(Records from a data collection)
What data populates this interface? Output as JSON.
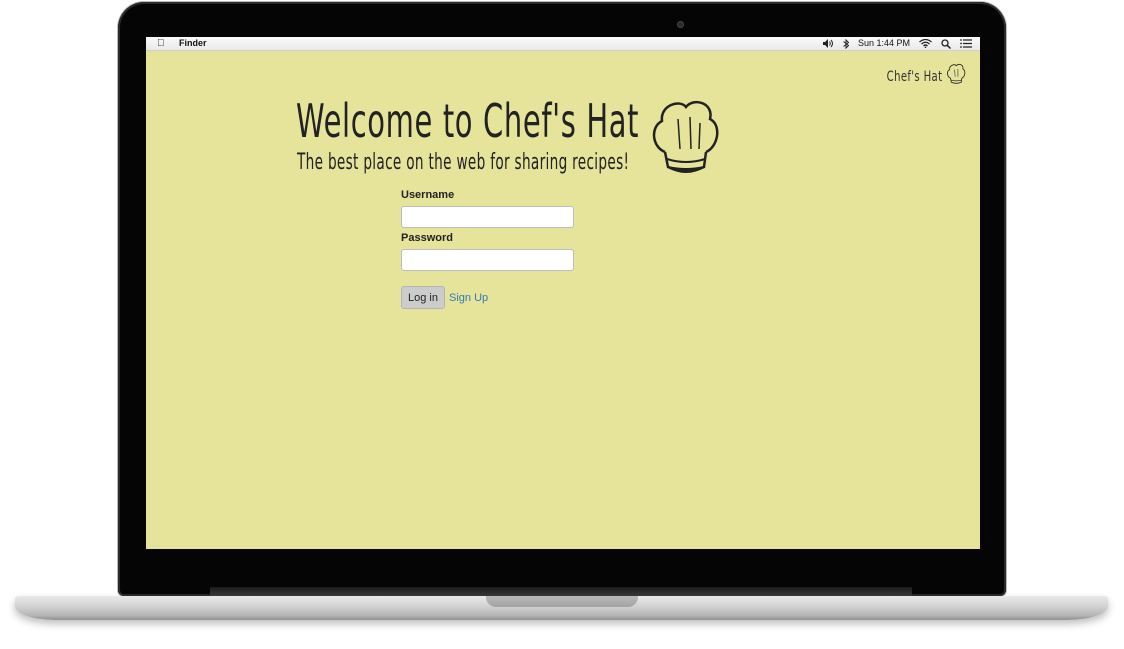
{
  "menubar": {
    "apple_icon": "apple-logo",
    "app_name": "Finder",
    "clock": "Sun 1:44 PM",
    "status_icons": [
      "volume-icon",
      "bluetooth-icon",
      "wifi-icon",
      "spotlight-search-icon",
      "notification-center-icon"
    ]
  },
  "brand": {
    "name": "Chef's Hat",
    "icon": "chef-hat-icon"
  },
  "hero": {
    "title": "Welcome to Chef's Hat",
    "subtitle": "The best place on the web for sharing recipes!",
    "icon": "chef-hat-icon"
  },
  "login_form": {
    "username_label": "Username",
    "username_value": "",
    "password_label": "Password",
    "password_value": "",
    "login_button": "Log in",
    "signup_link": "Sign Up"
  },
  "colors": {
    "page_background": "#e6e49b",
    "link": "#337ab7",
    "button_background": "#cccccc"
  }
}
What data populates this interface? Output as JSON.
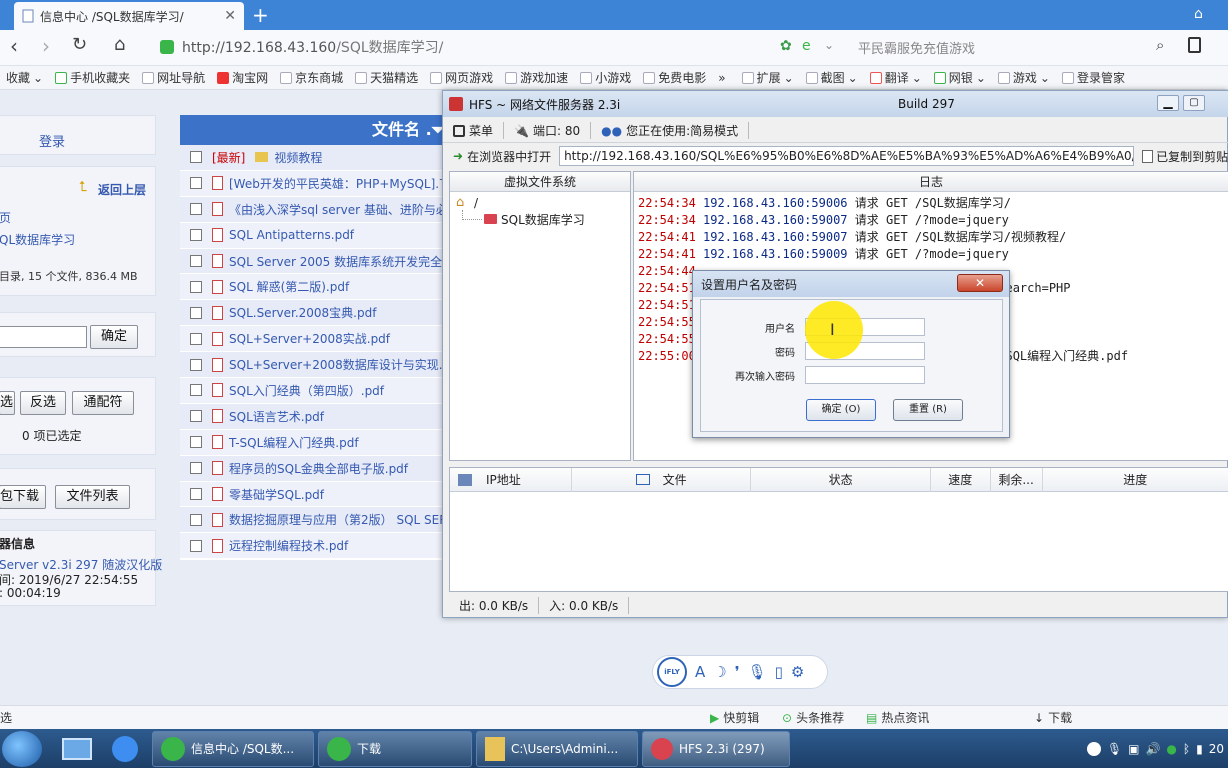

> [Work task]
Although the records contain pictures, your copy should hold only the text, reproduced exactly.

> [Expected output]
What data populates this interface? Output as JSON.
{
  "menubar": {
    "apple_icon": "apple-logo",
    "app_name": "Finder",
    "clock": "Sun 1:44 PM",
    "status_icons": [
      "volume-icon",
      "bluetooth-icon",
      "wifi-icon",
      "spotlight-search-icon",
      "notification-center-icon"
    ]
  },
  "brand": {
    "name": "Chef's Hat",
    "icon": "chef-hat-icon"
  },
  "hero": {
    "title": "Welcome to Chef's Hat",
    "subtitle": "The best place on the web for sharing recipes!",
    "icon": "chef-hat-icon"
  },
  "login_form": {
    "username_label": "Username",
    "username_value": "",
    "password_label": "Password",
    "password_value": "",
    "login_button": "Log in",
    "signup_link": "Sign Up"
  },
  "colors": {
    "page_background": "#e6e49b",
    "link": "#337ab7",
    "button_background": "#cccccc"
  }
}
What data populates this interface? Output as JSON.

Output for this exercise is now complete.